Published by Steidl. Edited by William Eggleston, Thomas Weski, William Eggleston III.
William Eggleston's standing as one of the great masters of color photography is widely acknowledged. But the gradual steps by which he transformed from an unknown into a leading artist are less well known. Steidl has undertaken to trace these steps in an ambitious series of publications. Before Color explored Eggleston's revelatory early black-and-white images, while Chromes selects from more than 5,000 Kodachromes and Ektachromes taken from ten chronologically ordered binders found in a safe in the Eggleston Artistic Trust. This archive had once been used by John Szarkowski, who selected the 48 images printed in the seminal book William Eggleston's Guide, while the rest of the archive has remained almost entirely unpublished. This book presents Eggleston's early Memphis images, his testing of color and compositional strategies, and the development towards the "poetic snapshot." Chromes shows a master in the making.

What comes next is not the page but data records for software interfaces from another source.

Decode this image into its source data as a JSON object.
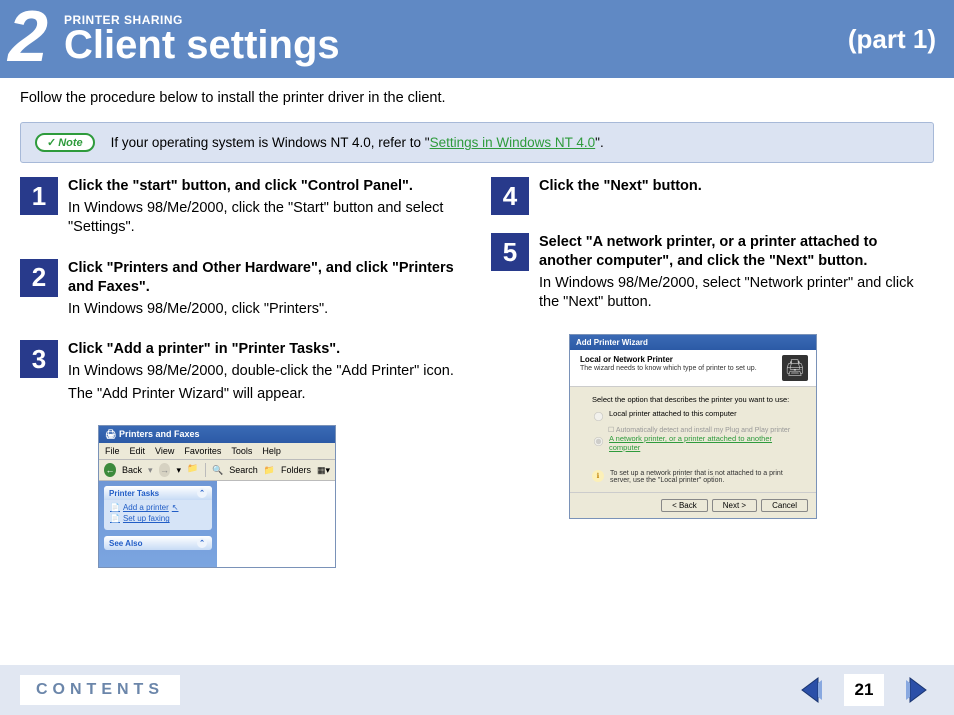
{
  "header": {
    "chapter": "2",
    "eyebrow": "PRINTER SHARING",
    "title": "Client settings",
    "part": "(part 1)"
  },
  "intro": "Follow the procedure below to install the printer driver in the client.",
  "note": {
    "badge": "Note",
    "prefix": "If your operating system is Windows NT 4.0, refer to \"",
    "link": "Settings in Windows NT 4.0",
    "suffix": "\"."
  },
  "steps": {
    "s1": {
      "num": "1",
      "title": "Click the \"start\" button, and click \"Control Panel\".",
      "desc": "In Windows 98/Me/2000, click the \"Start\" button and select \"Settings\"."
    },
    "s2": {
      "num": "2",
      "title": "Click \"Printers and Other Hardware\", and click \"Printers and Faxes\".",
      "desc": "In Windows 98/Me/2000, click \"Printers\"."
    },
    "s3": {
      "num": "3",
      "title": "Click \"Add a printer\" in \"Printer Tasks\".",
      "desc1": "In Windows 98/Me/2000, double-click the \"Add Printer\" icon.",
      "desc2": "The \"Add Printer Wizard\" will appear."
    },
    "s4": {
      "num": "4",
      "title": "Click the \"Next\" button."
    },
    "s5": {
      "num": "5",
      "title": "Select \"A network printer, or a printer attached to another computer\", and click the \"Next\" button.",
      "desc": "In Windows 98/Me/2000, select \"Network printer\" and click the \"Next\" button."
    }
  },
  "shot1": {
    "title": "Printers and Faxes",
    "menu": {
      "file": "File",
      "edit": "Edit",
      "view": "View",
      "fav": "Favorites",
      "tools": "Tools",
      "help": "Help"
    },
    "toolbar": {
      "back": "Back",
      "search": "Search",
      "folders": "Folders"
    },
    "taskpanel": "Printer Tasks",
    "addprinter": "Add a printer",
    "setupfax": "Set up faxing",
    "seealso": "See Also"
  },
  "shot2": {
    "title": "Add Printer Wizard",
    "heading": "Local or Network Printer",
    "subheading": "The wizard needs to know which type of printer to set up.",
    "lead": "Select the option that describes the printer you want to use:",
    "opt1": "Local printer attached to this computer",
    "opt1sub": "Automatically detect and install my Plug and Play printer",
    "opt2": "A network printer, or a printer attached to another computer",
    "info": "To set up a network printer that is not attached to a print server, use the \"Local printer\" option.",
    "back": "< Back",
    "next": "Next >",
    "cancel": "Cancel"
  },
  "footer": {
    "contents": "CONTENTS",
    "page": "21"
  }
}
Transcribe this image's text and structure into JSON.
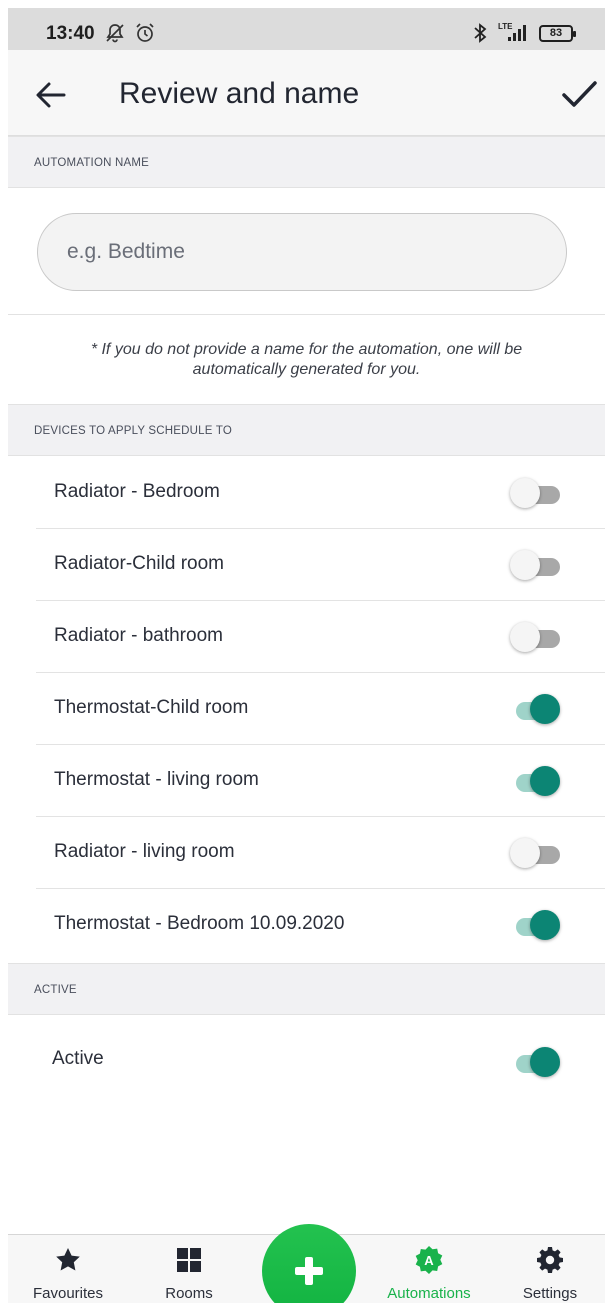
{
  "status_bar": {
    "time": "13:40",
    "icons": [
      "notifications-off-icon",
      "alarm-icon",
      "bluetooth-icon",
      "lte-signal-icon"
    ],
    "network": "LTE",
    "battery": "83"
  },
  "app_bar": {
    "title": "Review and name",
    "back_icon": "back-arrow-icon",
    "confirm_icon": "checkmark-icon"
  },
  "automation_name": {
    "header": "AUTOMATION NAME",
    "placeholder": "e.g. Bedtime",
    "value": "",
    "note": "* If you do not provide a name for the automation, one will be automatically generated for you."
  },
  "devices": {
    "header": "DEVICES TO APPLY SCHEDULE TO",
    "items": [
      {
        "label": "Radiator - Bedroom",
        "enabled": false
      },
      {
        "label": "Radiator-Child room",
        "enabled": false
      },
      {
        "label": "Radiator - bathroom",
        "enabled": false
      },
      {
        "label": "Thermostat-Child room",
        "enabled": true
      },
      {
        "label": "Thermostat - living room",
        "enabled": true
      },
      {
        "label": "Radiator - living room",
        "enabled": false
      },
      {
        "label": "Thermostat - Bedroom 10.09.2020",
        "enabled": true
      }
    ]
  },
  "active": {
    "header": "ACTIVE",
    "label": "Active",
    "enabled": true
  },
  "bottom_nav": {
    "items": [
      {
        "label": "Favourites",
        "icon": "star-icon",
        "active": false
      },
      {
        "label": "Rooms",
        "icon": "grid-icon",
        "active": false
      },
      {
        "label": "Automations",
        "icon": "automation-badge-icon",
        "active": true
      },
      {
        "label": "Settings",
        "icon": "gear-icon",
        "active": false
      }
    ],
    "fab_icon": "plus-icon"
  },
  "colors": {
    "accent_green": "#19b24b",
    "toggle_on": "#0c8574",
    "toggle_on_track": "#9fd3c9",
    "toggle_off_track": "#a8a8a8"
  }
}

A few years ago a box was found in the archives of the William Eggleston Artistic Trust in Memphis, containing Eggleston's earliest photography—remarkably, in black and white. The photos were subsequently exhibited and sold at Cheim & Read gallery in New York. This book reunites these photos in their entirety, and shows the artistic beginnings of a pioneer of contemporary photography. In the late 1950s, Eggleston began photographing suburban Memphis using high-speed 35 mm black-and-white film, developing the style and motifs that would come to shape his pivotal color work, including diners, supermarkets, domestic interiors and people engaged in seemingly trivial and banal situations. Now, 50 years later, all the plates in Before Color have been scanned from vintage prints developed by Eggleston in his own darkroom. In the mid-1960s Eggleston discovered color film and was immediately satisfied with the results: "And by God, it worked. Just overnight." Eggleston then abandoned black-and-white photography, but its fundamental influence on his practice is undeniable.